For example, researchers at the University of Akron in Ohio investigated the hydrophobic nature of Australian brush turkey eggs. They discovered that the shells of the eggs have a layer of calcite nanospheres. These nanospheres cause the shell to repel water more strongly than do eggs of many other birds. By repelling the water, the shell slows the progression of microbes through the shell and helps to protect the egg from infection. According to the researchers, the design of the shell could find use in the creation of novel antimicrobial surfaces and medical instruments.

Implications

According to the Fermanian Business & Economic Institute's Bioinspiration report in 2013, biomimetic technology could result in $425 billion in gross domestic product for the United States. However, the success of biomimetic technologies depends on the technology's being lower in cost, better in performance, or more environmentally friendly than an existing technology. Research into the understanding of natural processes will likely increase, and nanotechnology will find use in the re-creation of these processes for advancing materials and products.

Impacts/Disruptions

Biomimetic technologies could find use in a wide variety of applications, including in medical devices and packaging. Research is already under way to develop a biomimetic sunscreen and synthetic blood. Three-dimensional printing could have a significant impact on the development of biomimetic technologies because—as additive-manufacturing technologies improve—it could enable the creation of ever-more-complex structures using nanotechnologies.

Scale of Impact

  • Low
  • Medium
  • High
The scale of impact for this topic is: Medium

Time of Impact

  • Now
  • 5 Years
  • 10 Years
  • 15 Years
The time of impact for this topic is: 5 Years to 15 Years

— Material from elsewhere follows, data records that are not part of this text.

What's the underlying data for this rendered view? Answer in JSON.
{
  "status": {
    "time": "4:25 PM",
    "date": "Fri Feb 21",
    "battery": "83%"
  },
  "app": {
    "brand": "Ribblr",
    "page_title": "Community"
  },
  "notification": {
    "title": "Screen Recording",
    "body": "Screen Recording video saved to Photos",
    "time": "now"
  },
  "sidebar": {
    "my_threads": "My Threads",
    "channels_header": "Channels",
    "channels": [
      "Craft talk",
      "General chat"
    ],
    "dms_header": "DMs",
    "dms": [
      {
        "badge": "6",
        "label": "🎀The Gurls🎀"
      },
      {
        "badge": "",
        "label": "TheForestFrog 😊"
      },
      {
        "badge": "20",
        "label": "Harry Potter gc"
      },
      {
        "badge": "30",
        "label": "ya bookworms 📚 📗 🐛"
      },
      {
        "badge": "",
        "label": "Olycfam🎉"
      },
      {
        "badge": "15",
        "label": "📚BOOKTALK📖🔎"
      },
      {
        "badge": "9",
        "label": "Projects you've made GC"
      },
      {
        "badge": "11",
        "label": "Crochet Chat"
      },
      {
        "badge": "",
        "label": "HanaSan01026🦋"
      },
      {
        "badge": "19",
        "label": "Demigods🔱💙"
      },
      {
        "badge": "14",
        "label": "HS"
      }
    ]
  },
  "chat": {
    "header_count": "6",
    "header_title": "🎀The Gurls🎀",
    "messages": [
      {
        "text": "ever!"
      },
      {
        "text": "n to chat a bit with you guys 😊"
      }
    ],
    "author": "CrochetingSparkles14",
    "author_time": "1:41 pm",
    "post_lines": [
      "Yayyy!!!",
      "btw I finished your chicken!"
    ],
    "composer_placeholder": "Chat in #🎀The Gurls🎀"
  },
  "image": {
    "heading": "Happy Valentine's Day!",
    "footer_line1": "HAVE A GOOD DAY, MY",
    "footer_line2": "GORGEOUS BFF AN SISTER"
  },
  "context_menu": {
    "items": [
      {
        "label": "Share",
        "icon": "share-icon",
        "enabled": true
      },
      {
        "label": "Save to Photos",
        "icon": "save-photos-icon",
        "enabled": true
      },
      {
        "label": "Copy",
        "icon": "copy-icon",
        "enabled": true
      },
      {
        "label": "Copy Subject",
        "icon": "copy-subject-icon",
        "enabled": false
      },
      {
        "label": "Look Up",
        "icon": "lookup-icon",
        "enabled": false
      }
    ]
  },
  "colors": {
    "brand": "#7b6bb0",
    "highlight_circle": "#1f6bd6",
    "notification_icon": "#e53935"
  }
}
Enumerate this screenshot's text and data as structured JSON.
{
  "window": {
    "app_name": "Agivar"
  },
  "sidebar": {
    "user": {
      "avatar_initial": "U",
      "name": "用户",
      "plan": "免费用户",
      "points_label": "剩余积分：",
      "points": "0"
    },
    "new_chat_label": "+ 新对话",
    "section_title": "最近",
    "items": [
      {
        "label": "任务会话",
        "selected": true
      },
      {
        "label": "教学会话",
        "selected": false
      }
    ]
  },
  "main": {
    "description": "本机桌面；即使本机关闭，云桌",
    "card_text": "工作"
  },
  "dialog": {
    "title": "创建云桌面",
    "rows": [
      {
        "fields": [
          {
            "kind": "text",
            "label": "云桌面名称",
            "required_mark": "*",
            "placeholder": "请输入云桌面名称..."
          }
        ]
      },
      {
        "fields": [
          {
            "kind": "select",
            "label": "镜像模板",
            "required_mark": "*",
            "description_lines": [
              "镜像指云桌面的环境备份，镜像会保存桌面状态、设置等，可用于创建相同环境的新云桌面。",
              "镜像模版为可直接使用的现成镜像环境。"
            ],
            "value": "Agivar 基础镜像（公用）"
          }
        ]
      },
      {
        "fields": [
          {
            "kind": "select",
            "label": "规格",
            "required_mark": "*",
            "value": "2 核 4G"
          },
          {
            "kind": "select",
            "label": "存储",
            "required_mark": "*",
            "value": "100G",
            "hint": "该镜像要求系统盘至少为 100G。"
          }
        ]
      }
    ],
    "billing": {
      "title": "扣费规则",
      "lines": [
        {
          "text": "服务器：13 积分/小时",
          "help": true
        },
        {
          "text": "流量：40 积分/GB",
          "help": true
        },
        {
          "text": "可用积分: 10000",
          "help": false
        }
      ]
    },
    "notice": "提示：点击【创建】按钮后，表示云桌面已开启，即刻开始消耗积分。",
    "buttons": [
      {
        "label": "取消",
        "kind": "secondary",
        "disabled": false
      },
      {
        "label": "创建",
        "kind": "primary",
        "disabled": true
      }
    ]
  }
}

Opportunitites in the following industry areas:

Medicine, agriculture, defense, energy, consumer goods, packaging

Relevant to the following Explorer Technology Areas: